Study reveals mechanisms cancer cells use to establish metastatic brain tumors
(Date:5/22/2017)... , ... May 22, 2017 , ... An inventor from ... with a pen. "My wife’s hand was damaged in a firework accident, so she ... helps people with manual problems." , He then designed and created a prototype for ...
(Date:5/22/2017)... ... ... Galena, Alaska, has a population of less than 500 people. But, the little, ... build a nuclear plant by the TOSHIBA Corporation. , In “The Galena Nuclear Project: ... journey to get power to his small town, off the electrical grid. , “We ...
(Date:5/22/2017)... Francisco, CA (PRWEB) , ... May 22, 2017 ... ... will sponsor a program on Wellocity to empower WeightZone Factor members to ... their medications, and get an excellent health education, all on their mobile phones. ...
(Date:5/21/2017)... ... ... was found dead on the night of Wednesday, May 17, 2017. It can be difficult ... industry would take his own life, but the extremely talented and admired singer and ... in the death of Chris Cornell . , Depression and Drug Use , Cornell ...
(Date:5/21/2017)... ... May 20, 2017 , ... GetLinked® software ... and financial systems. , Dozens of clubs using ABC Financial Services are ... through GetLinked into their club’s accounting system , The latest implementation is ...
Breaking Medicine News(10 mins):
(Date:5/22/2017)... COTTAGE, N.Y. , May 22, 2017 /PRNewswire/ ... antiviral treatment Gene-Eden-VIR/Novirin, announces the launch of a ... plain English, the results of a clinical study ... one year treatment with Gene-Eden-VIR/Novirin in individuals suffering ... important to note that there are no other ...
(Date:5/18/2017)... N.J. , May 18, 2017  Two Bayer ... Businesswomen,s Association (HBA) during its recent 28 th ... York City.  The event showcases HBA,s longstanding mission of ... business of healthcare. Cindy Powell-Steffen , ... Bayer,s U.S. Radiology division, and Libby Howe , ...
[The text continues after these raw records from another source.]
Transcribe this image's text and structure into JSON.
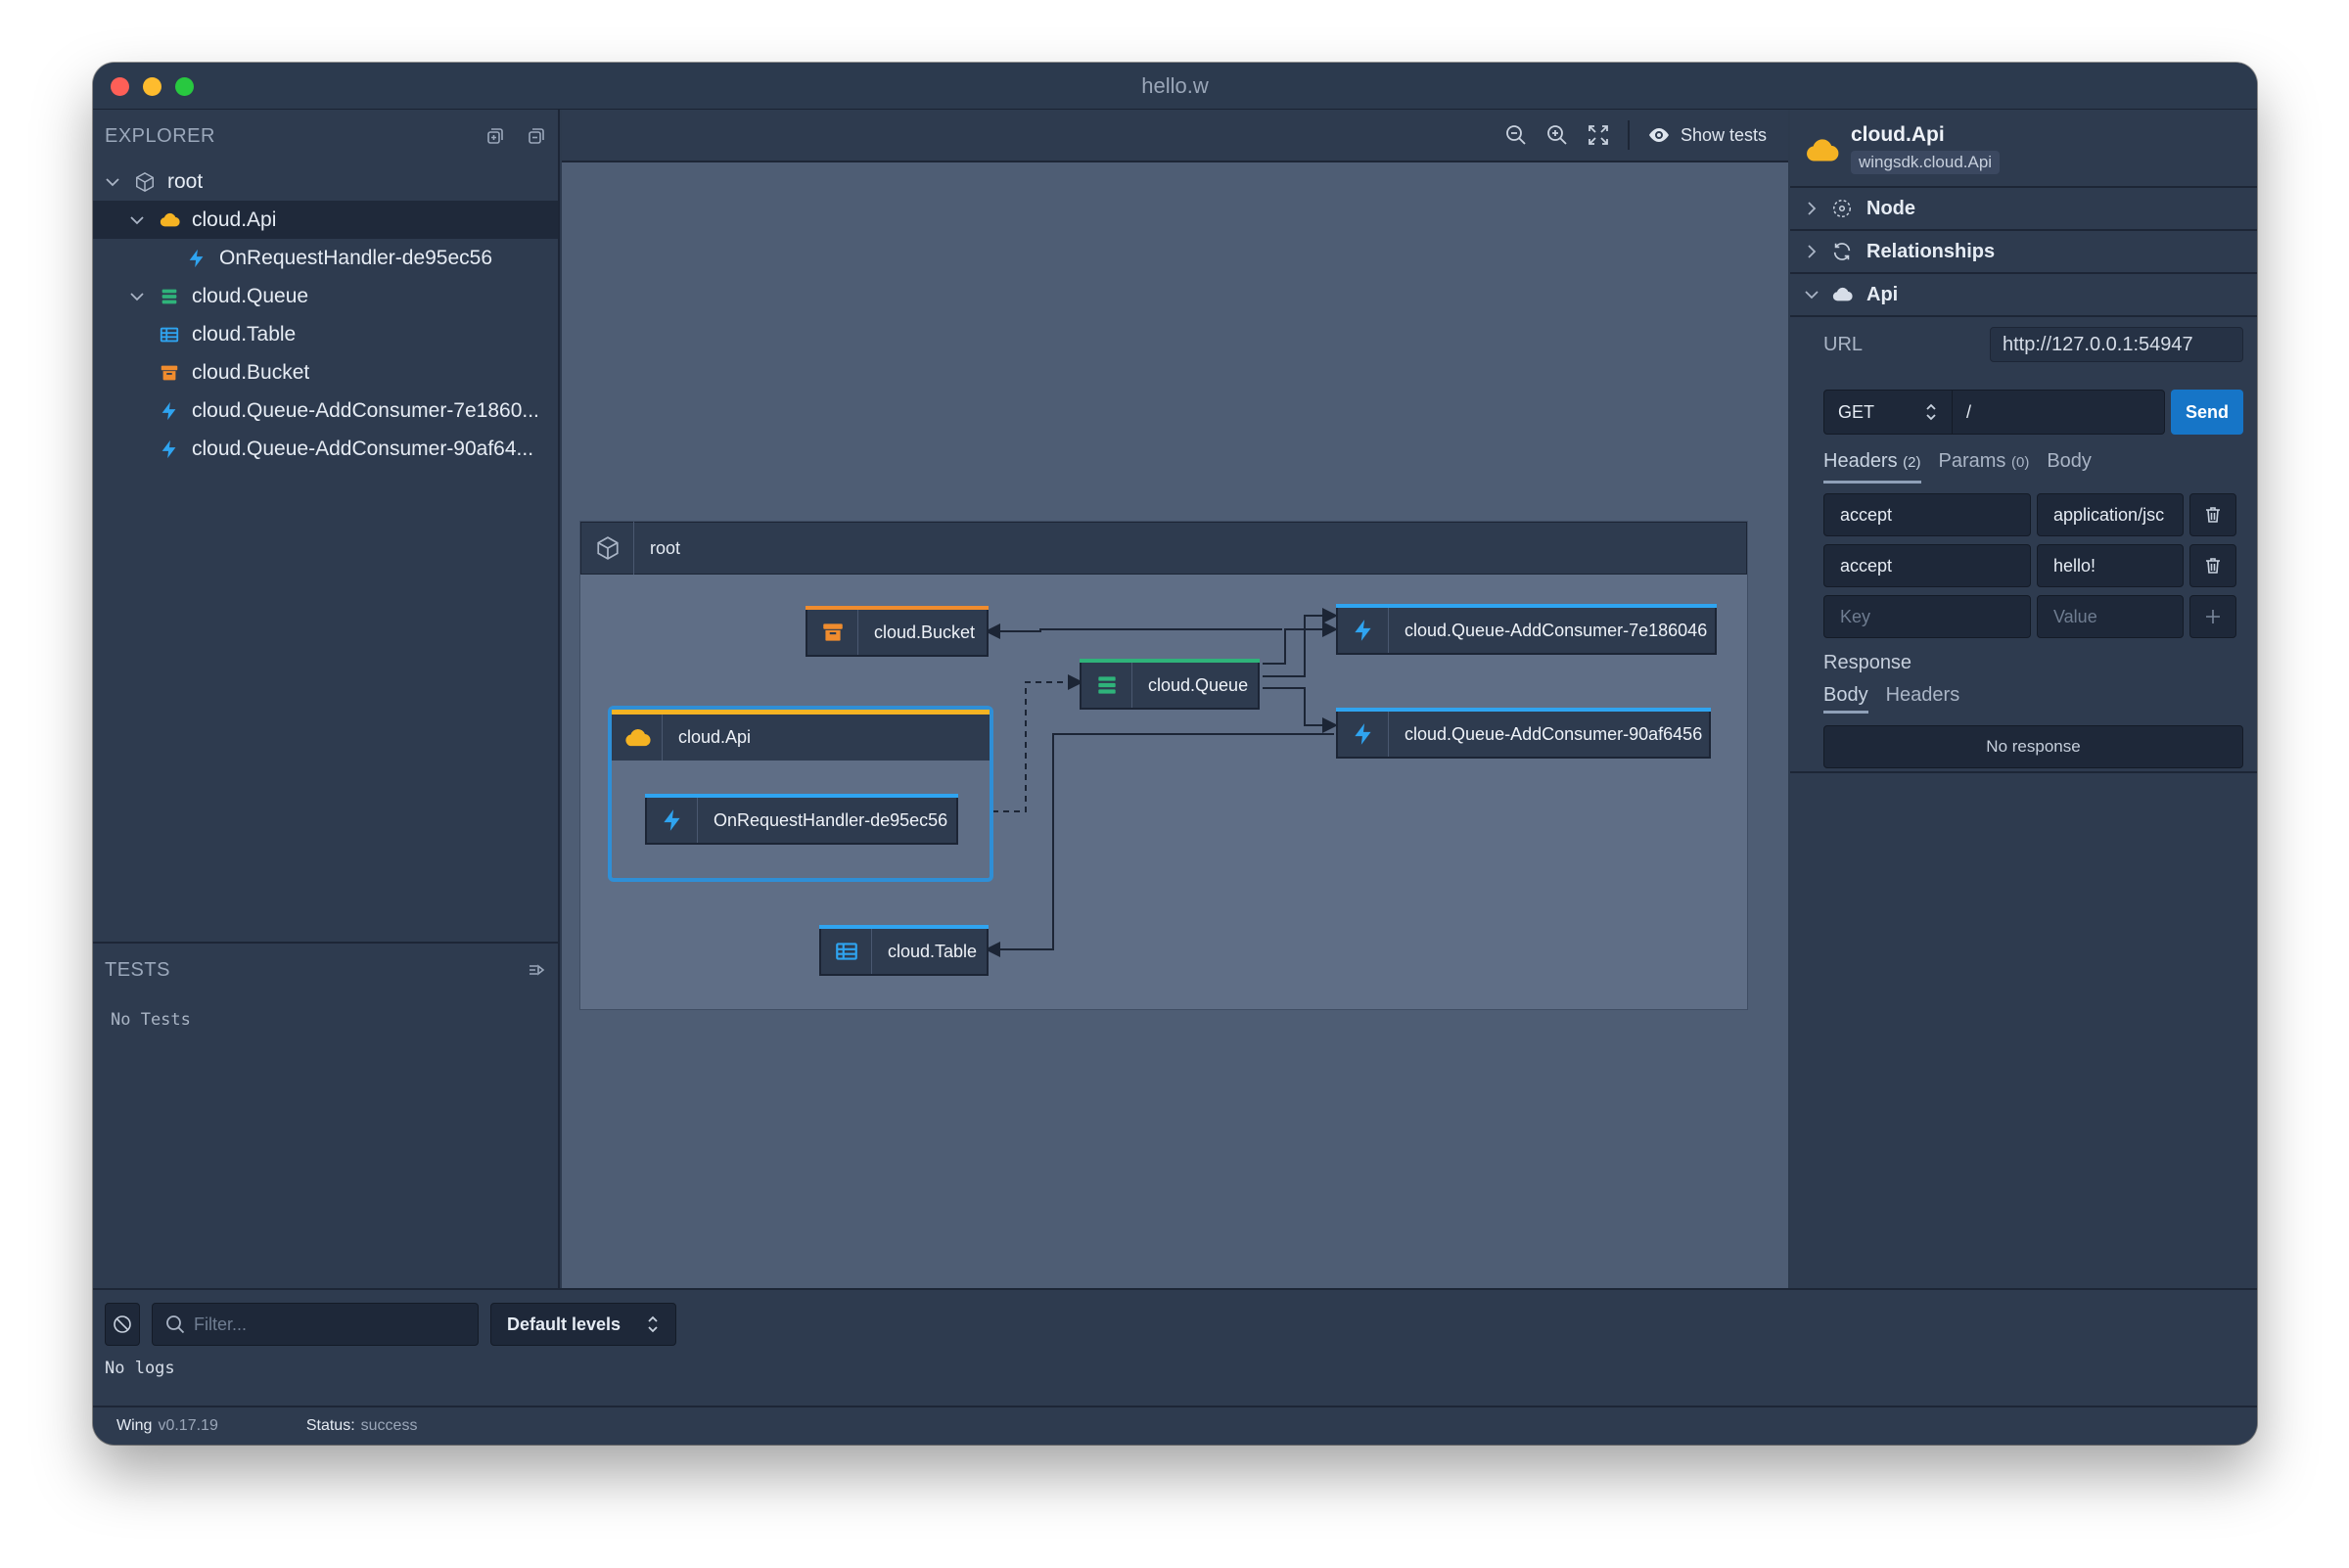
{
  "window": {
    "title": "hello.w"
  },
  "explorer": {
    "title": "EXPLORER",
    "items": [
      {
        "label": "root",
        "icon": "cube-icon",
        "depth": 0,
        "expandable": true
      },
      {
        "label": "cloud.Api",
        "icon": "cloud-icon",
        "depth": 1,
        "expandable": true,
        "selected": true
      },
      {
        "label": "OnRequestHandler-de95ec56",
        "icon": "lightning-icon",
        "depth": 2
      },
      {
        "label": "cloud.Queue",
        "icon": "queue-icon",
        "depth": 1,
        "expandable": true
      },
      {
        "label": "cloud.Table",
        "icon": "table-icon",
        "depth": 1
      },
      {
        "label": "cloud.Bucket",
        "icon": "bucket-icon",
        "depth": 1
      },
      {
        "label": "cloud.Queue-AddConsumer-7e1860...",
        "icon": "lightning-icon",
        "depth": 1
      },
      {
        "label": "cloud.Queue-AddConsumer-90af64...",
        "icon": "lightning-icon",
        "depth": 1
      }
    ]
  },
  "tests": {
    "title": "TESTS",
    "empty": "No Tests"
  },
  "canvas": {
    "show_tests": "Show tests",
    "root_label": "root",
    "nodes": {
      "bucket": "cloud.Bucket",
      "queue": "cloud.Queue",
      "consumer1": "cloud.Queue-AddConsumer-7e186046",
      "consumer2": "cloud.Queue-AddConsumer-90af6456",
      "api": "cloud.Api",
      "handler": "OnRequestHandler-de95ec56",
      "table": "cloud.Table"
    }
  },
  "inspector": {
    "title": "cloud.Api",
    "subtitle": "wingsdk.cloud.Api",
    "sections": {
      "node": "Node",
      "relationships": "Relationships",
      "api": "Api"
    },
    "url_label": "URL",
    "url": "http://127.0.0.1:54947",
    "method": "GET",
    "path": "/",
    "send": "Send",
    "tabs": {
      "headers": "Headers",
      "headers_count": "(2)",
      "params": "Params",
      "params_count": "(0)",
      "body": "Body"
    },
    "headers": [
      {
        "key": "accept",
        "value": "application/jsc"
      },
      {
        "key": "accept",
        "value": "hello!"
      }
    ],
    "new_key_placeholder": "Key",
    "new_value_placeholder": "Value",
    "response_label": "Response",
    "response_tabs": {
      "body": "Body",
      "headers": "Headers"
    },
    "no_response": "No response"
  },
  "logs": {
    "filter_placeholder": "Filter...",
    "levels": "Default levels",
    "empty": "No logs"
  },
  "status": {
    "app_key": "Wing",
    "app_version": "v0.17.19",
    "status_key": "Status:",
    "status_value": "success"
  },
  "colors": {
    "accent_blue": "#2f8fd6",
    "api_yellow": "#f5b323",
    "bucket_orange": "#f08c2e",
    "queue_green": "#2fb37a",
    "send_button": "#1675c7"
  }
}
(Date:5/15/2017)... 15, 2017  Amy Baxter MD, chief executive officer ... noninvasive pain relief, was awarded a 2017 Top 40 ... was recognized at the MM&M Top 40 Healthcare Transformers ... on May 10, 2017. The dinner followed ... go "beyond the pill."  "Innovation goes beyond ...
Breaking Medicine Technology: